And even as “Coal Country” moves farther from our reach, we still hear battle cries of the “War on Coal” every election cycle. These cries of a regulatory war seem to make up a political smokescreen. If anything, we are in an “energy race”, much like the “Space Race” of my parents’ childhood. And we are falling behind in it. In two years, the largest coal plant out West, the Navajo Generating Station, will close down. They just can’t compete with cheaper natural gas and renewable energy sources California and Nevada are opting to use.
But even that news is paled in comparison to the closing of Beijing’s last coal plant this month. The city of 25 million people has become the first in China to kick the coal habit, relying solely on natural gas, solar, and wind for their power and heat. The Premier has pledged to “Make China’s Sky Blue Again” by cutting coal-based energy consumption to 58% by 2020 (compared to APCO’s recent mailer that customer electricity is nearly 80% coal-generated). If achieved, this campaign will make China the global leader in the race toward cleaner energy production.

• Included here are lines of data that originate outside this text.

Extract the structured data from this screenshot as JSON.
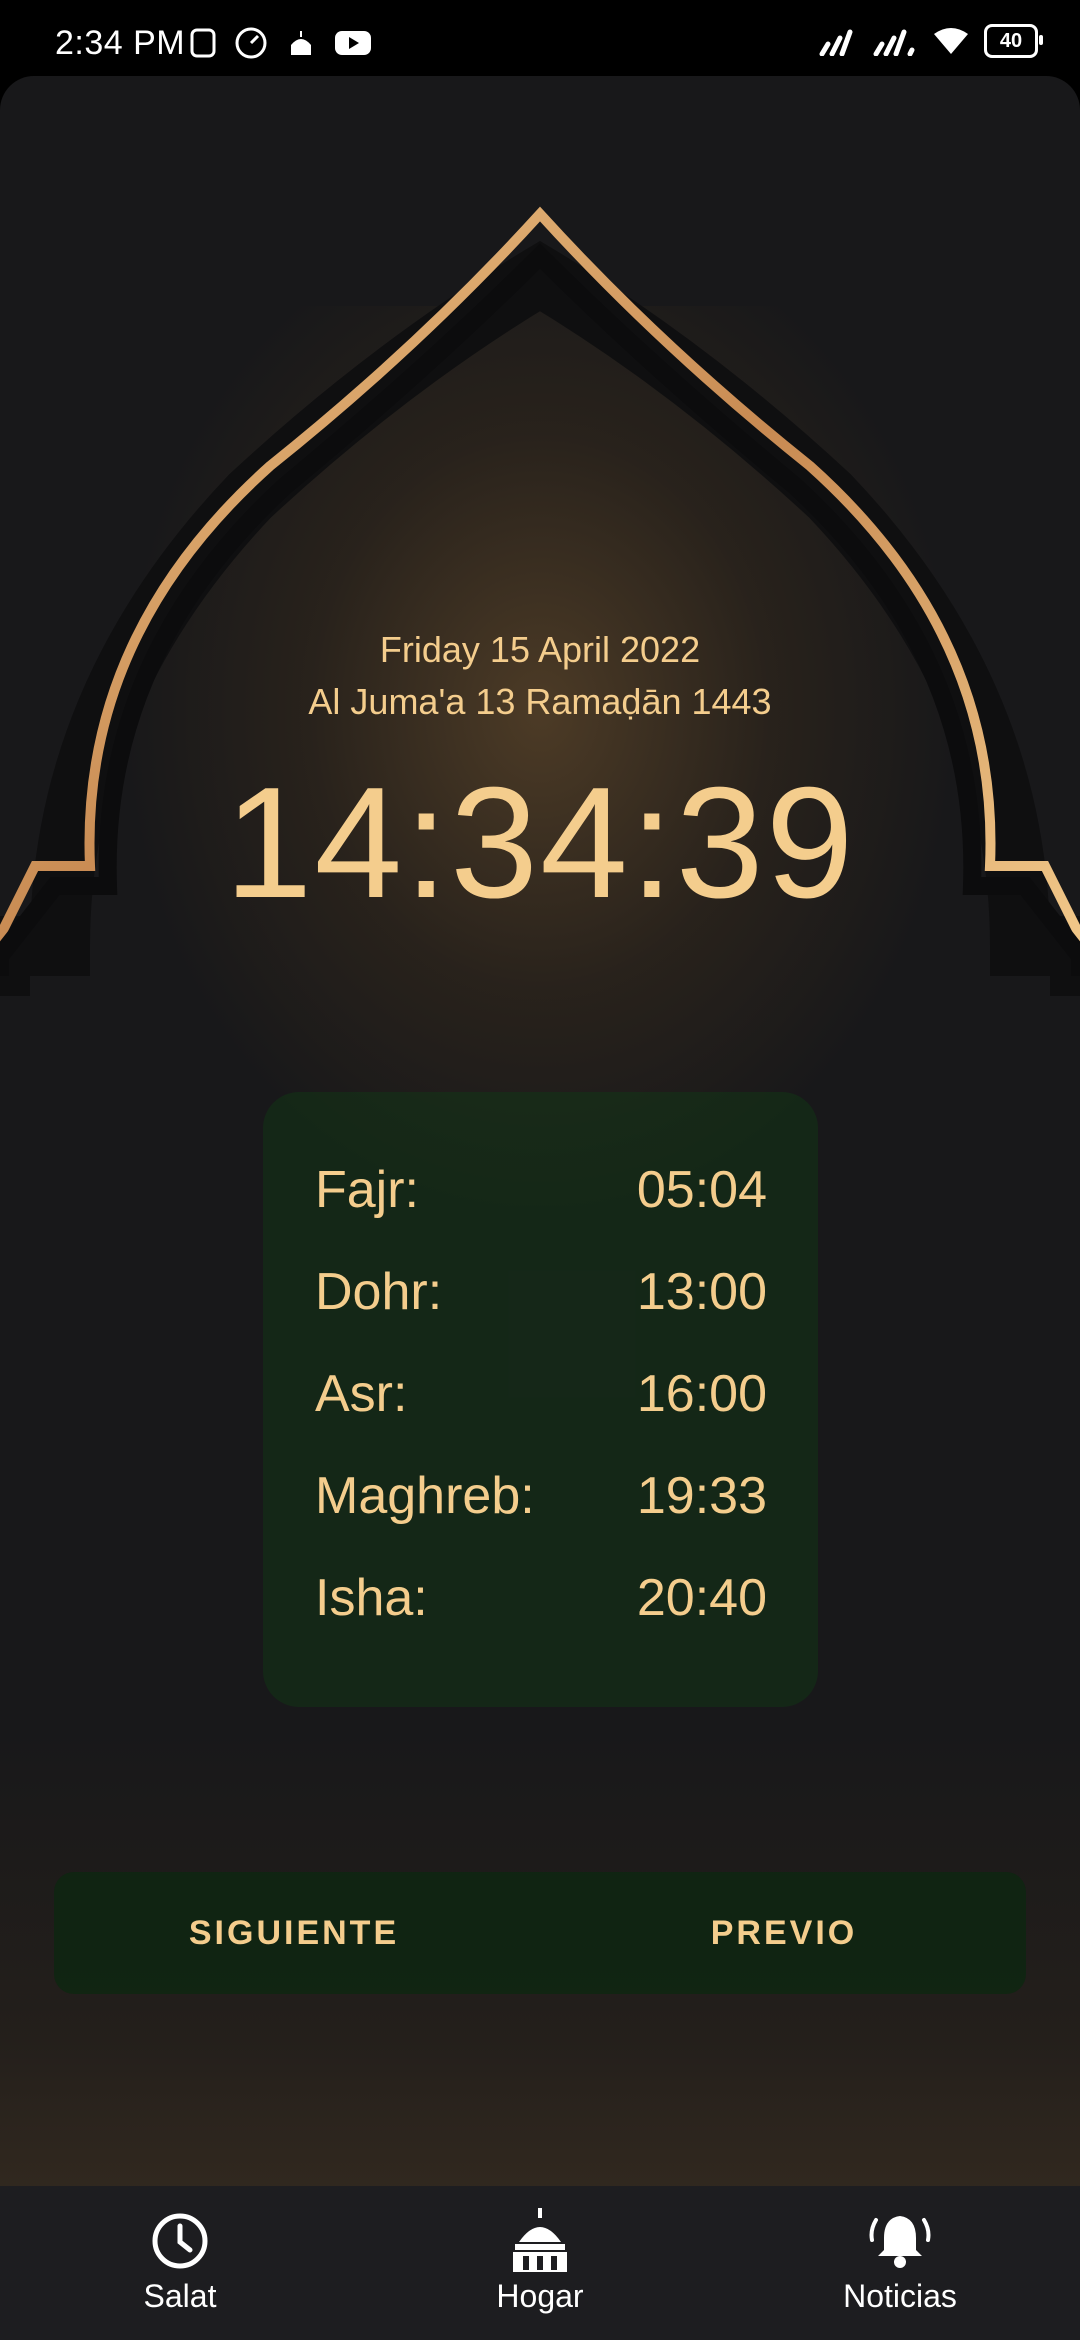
{
  "status_bar": {
    "time": "2:34 PM",
    "battery": "40"
  },
  "main": {
    "gregorian_date": "Friday 15 April 2022",
    "hijri_date": "Al Juma'a 13 Ramaḍān 1443",
    "clock": "14:34:39"
  },
  "prayer_times": [
    {
      "name": "Fajr:",
      "time": "05:04"
    },
    {
      "name": "Dohr:",
      "time": "13:00"
    },
    {
      "name": "Asr:",
      "time": "16:00"
    },
    {
      "name": "Maghreb:",
      "time": "19:33"
    },
    {
      "name": "Isha:",
      "time": "20:40"
    }
  ],
  "buttons": {
    "next_label": "SIGUIENTE",
    "prev_label": "PREVIO"
  },
  "bottom_nav": {
    "items": [
      {
        "label": "Salat",
        "icon": "clock-icon"
      },
      {
        "label": "Hogar",
        "icon": "mosque-icon"
      },
      {
        "label": "Noticias",
        "icon": "bell-icon"
      }
    ]
  },
  "colors": {
    "accent_gold": "#f4cd8d",
    "background": "#18181a",
    "card_green": "#123416"
  }
}
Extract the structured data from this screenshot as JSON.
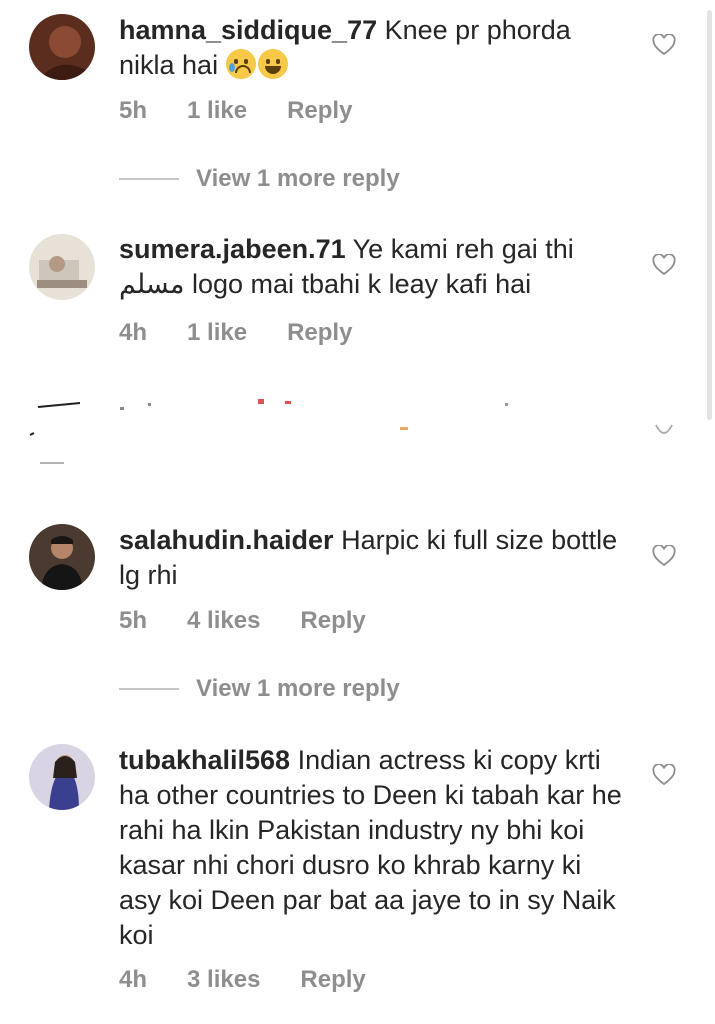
{
  "comments": [
    {
      "username": "hamna_siddique_77",
      "text": "Knee pr phorda nikla hai",
      "emoji": [
        "crying-face",
        "tears-of-joy"
      ],
      "time": "5h",
      "likes": "1 like",
      "reply": "Reply",
      "view_more": "View 1 more reply"
    },
    {
      "username": "sumera.jabeen.71",
      "text": "Ye kami reh gai thi مسلم logo mai tbahi k leay kafi hai",
      "time": "4h",
      "likes": "1 like",
      "reply": "Reply"
    },
    {
      "username": "salahudin.haider",
      "text": "Harpic ki full size bottle lg rhi",
      "time": "5h",
      "likes": "4 likes",
      "reply": "Reply",
      "view_more": "View 1 more reply"
    },
    {
      "username": "tubakhalil568",
      "text": "Indian actress ki copy krti ha other countries to Deen ki tabah kar he rahi ha lkin Pakistan industry ny bhi koi kasar nhi chori dusro ko khrab karny ki asy koi Deen par bat aa jaye to in sy Naik koi",
      "time": "4h",
      "likes": "3 likes",
      "reply": "Reply"
    }
  ],
  "colors": {
    "text": "#262626",
    "meta": "#8e8e8e",
    "divider": "#c7c7c7"
  },
  "icons": [
    "heart-outline-icon"
  ]
}
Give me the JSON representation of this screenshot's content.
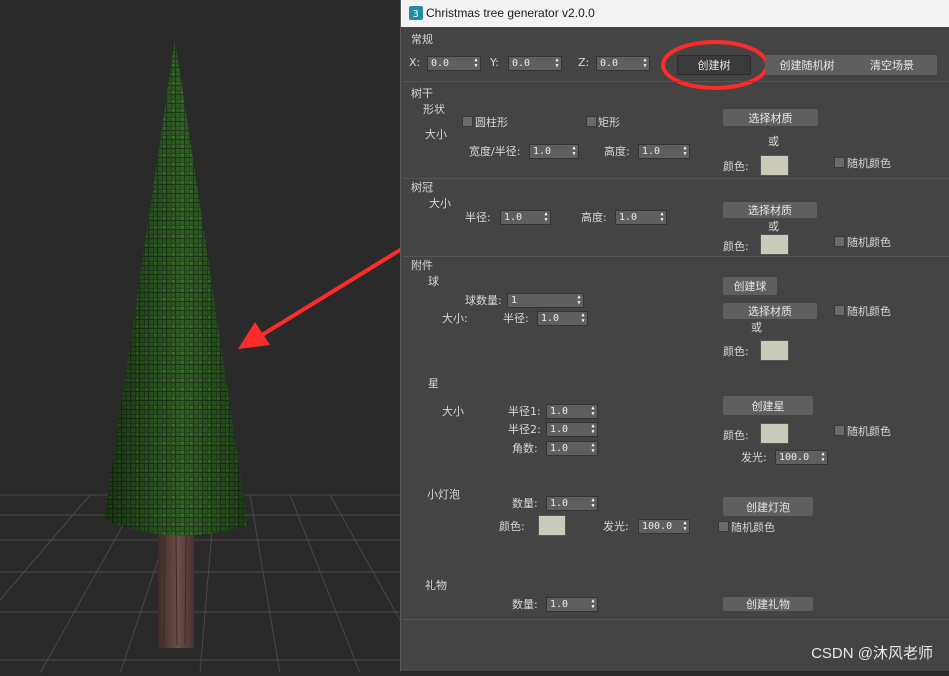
{
  "window": {
    "title": "Christmas tree generator v2.0.0",
    "app_icon": "3dsmax-icon"
  },
  "general": {
    "section_title": "常规",
    "x": {
      "label": "X:",
      "value": "0.0"
    },
    "y": {
      "label": "Y:",
      "value": "0.0"
    },
    "z": {
      "label": "Z:",
      "value": "0.0"
    },
    "create_tree": "创建树",
    "create_random_tree": "创建随机树",
    "clear_scene": "清空场景"
  },
  "trunk": {
    "section_title": "树干",
    "shape_label": "形状",
    "size_label": "大小",
    "cylinder_label": "圆柱形",
    "rectangle_label": "矩形",
    "width_radius": {
      "label": "宽度/半径:",
      "value": "1.0"
    },
    "height": {
      "label": "高度:",
      "value": "1.0"
    },
    "select_material": "选择材质",
    "or": "或",
    "color_label": "颜色:",
    "random_color": "随机颜色"
  },
  "crown": {
    "section_title": "树冠",
    "size_label": "大小",
    "radius": {
      "label": "半径:",
      "value": "1.0"
    },
    "height": {
      "label": "高度:",
      "value": "1.0"
    },
    "select_material": "选择材质",
    "or": "或",
    "color_label": "颜色:",
    "random_color": "随机颜色"
  },
  "attachments": {
    "section_title": "附件",
    "ball": {
      "label": "球",
      "count": {
        "label": "球数量:",
        "value": "1"
      },
      "size_label": "大小:",
      "radius": {
        "label": "半径:",
        "value": "1.0"
      },
      "create": "创建球",
      "select_material": "选择材质",
      "or": "或",
      "color_label": "颜色:",
      "random_color": "随机颜色"
    },
    "star": {
      "label": "星",
      "size_label": "大小",
      "radius1": {
        "label": "半径1:",
        "value": "1.0"
      },
      "radius2": {
        "label": "半径2:",
        "value": "1.0"
      },
      "angles": {
        "label": "角数:",
        "value": "1.0"
      },
      "create": "创建星",
      "color_label": "颜色:",
      "random_color": "随机颜色",
      "glow": {
        "label": "发光:",
        "value": "100.0"
      }
    },
    "bulb": {
      "label": "小灯泡",
      "count": {
        "label": "数量:",
        "value": "1.0"
      },
      "color_label": "颜色:",
      "glow": {
        "label": "发光:",
        "value": "100.0"
      },
      "create": "创建灯泡",
      "random_color": "随机颜色"
    },
    "gift": {
      "label": "礼物",
      "count": {
        "label": "数量:",
        "value": "1.0"
      },
      "create": "创建礼物"
    }
  },
  "colors": {
    "swatch": "#cbcbb9",
    "highlight": "#ff2a2a",
    "crown": "#2e5a22",
    "trunk": "#6e4e48"
  },
  "watermark": "CSDN @沐风老师"
}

So, as the world leaves “Coal Country”, what do we Pulaskians do? While we can’t shake our past as a town that grew from the amenities coal required, we can steer our future. Instead of a town of unemployed miners, we are already a community of teachers and healthcare professionals, skilled machinists and small business owners. We still have the pluck to adapt to new manufacturing industries, whether trucks or tomatoes. Maybe, if we look to our neighbors in the New River Valley to help form a new identity, we will find even richer partnerships in research and production. Our community college already trains students for a new economy of pipe welding and photo-voltaic manufacture. And the ideas being produced at Virginia Tech could be brought to Pulaski as an incubator for applying new technologies, even to small town life. Maybe leaving “Coal Country” won’t be so hard after all.
PS – Even my vision of Mordor turned out to be an oil refinery. Guess I haven’t seen any of “Coal Country” yet.